Arctic paratroopers save lives in the tropics
November 10, 2011
JOINT BASE ELMENDORF-RICHARDSON, Alaska - About 18 months ago, in the warmth of sunlit tropical Hawaii, an 18th Medical Command assembly stood in tight formation to welcome home 20 heroes from their deployment to Afghanistan. Their work done, the 8th Forward Surgical Team inactivated.
Under the lush palm trees of Fort Shafter, the unit cased its maroon guidon, smartly saluted its commander and meandered off the parade field. Six months later, the approaching Alaskan winter a sharp contrast to the Hawaiian spring, a lone supply officer unceremoniously handed off the same cased guidon, re-activating the now Airborne 8th FST in a new home. Despite few supplies, no personnel and limited experience the unit grew, sought training and embraced its new 'Arctic-Airborne' identity.
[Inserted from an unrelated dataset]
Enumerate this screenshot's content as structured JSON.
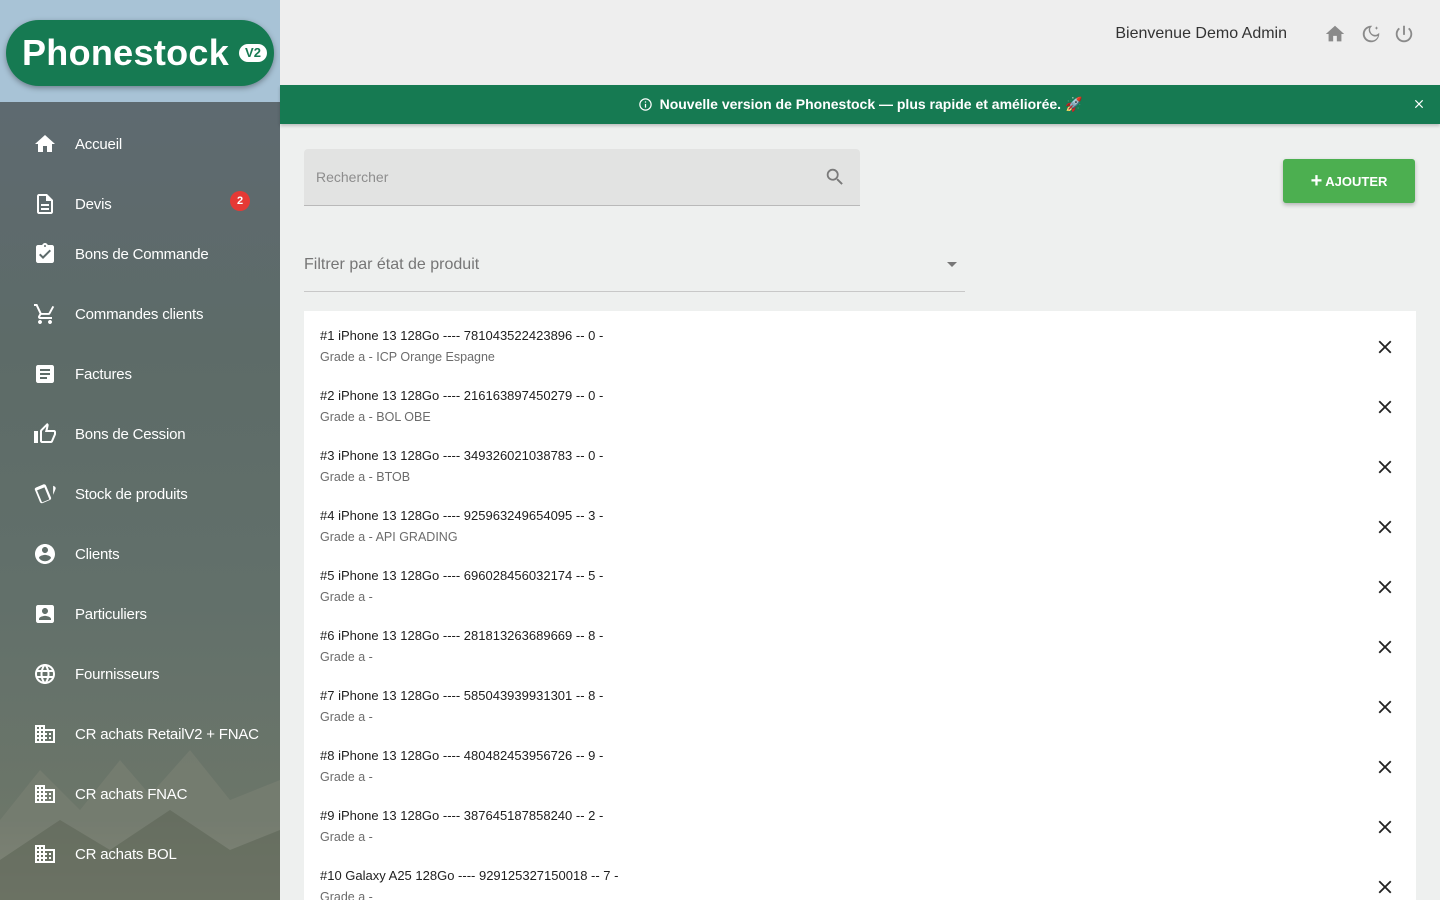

Nearly a year later, the unit again found itself in the shade of tropical palm trees, this time proving its mettle as a combat ready Army Forward Surgical Team. After two weeks at the Army Trauma Training Center in Miami and treating 62 patients at one of the nation's busiest Trauma Centers, the Soldiers of the 8th FST (ABN) are ready to deploy, and fight to save the lives of American service members wounded in war.
"As a young team, we have not yet had the opportunity to work together treating acute trauma patients. Success in our deployed mission, fighting to save life and limb, is impossible without a team focused approach to trauma. At ATTC we have had an outstanding opportunity to rehearse that care. Our experiences there further strengthened our team with confidence that we can make a vital difference for critically injured fellow Soldiers," said Maj. Nathan Marsh, the team's commander.
In collaboration with the University of Miami's Ryder Trauma Center, ATTC opened as the official pre-deployment training center for the Army's Forward Surgical Teams a month after the Sept. 11, 2001, terrorist attacks. A decade later, nearly 100 surgical teams have rotated through the intensive two-week program, which includes team-building exercises, a mass casualty incident response, and clinical rotations in the hospital's Trauma Resuscitation Unit and surgical areas.
The 8th FST (ABN) trained at the ATTC Oct. 15 - 30. After five days of inprocessing and classes, the team ran the trauma center Oct. 20 - 30.
The ATTC course offers tailored classes to all specialties and skill levels. Everyone in the unit receives a core of didactic training, including instruction in casualty triage, human surgical anatomy, and emergency trauma skills. Classroom lessons are reinforced with multiple simulator-based trauma scenarios and supervised patient care.
Training concluded after the 8th FST (ABN) assumed control of the Ryder Trauma Center for a continuous 48-hour period, evaluating and treating every trauma patient who entered the doors during the Halloween weekend. Everyone from fresh-faced privates to board certified surgeons gained invaluable experience from the training. The team's junior member, Pvt. Anthony Triolo, was especially impressed with the ATTC.
"(It was) the best training I have received from the Army. It gave me an excellent opportunity to work with my new team and see how they do things," he said.
The camaraderie of the unit proved to be its ultimate key to success. From a collection of different personalities, varied specialties, and newly attached team members, a solid motivated core emerged with everyone acting in concert to save the lives of their patients.
None of the members of the 8th FST (ABN) expect an easy deployment. Nevertheless with the skills they honed in Miami and with new insight regarding their team's dynamics and capabilities the 8th FST (ABN) knows it can make a difference to all the heroes who find themselves injured in the war zone.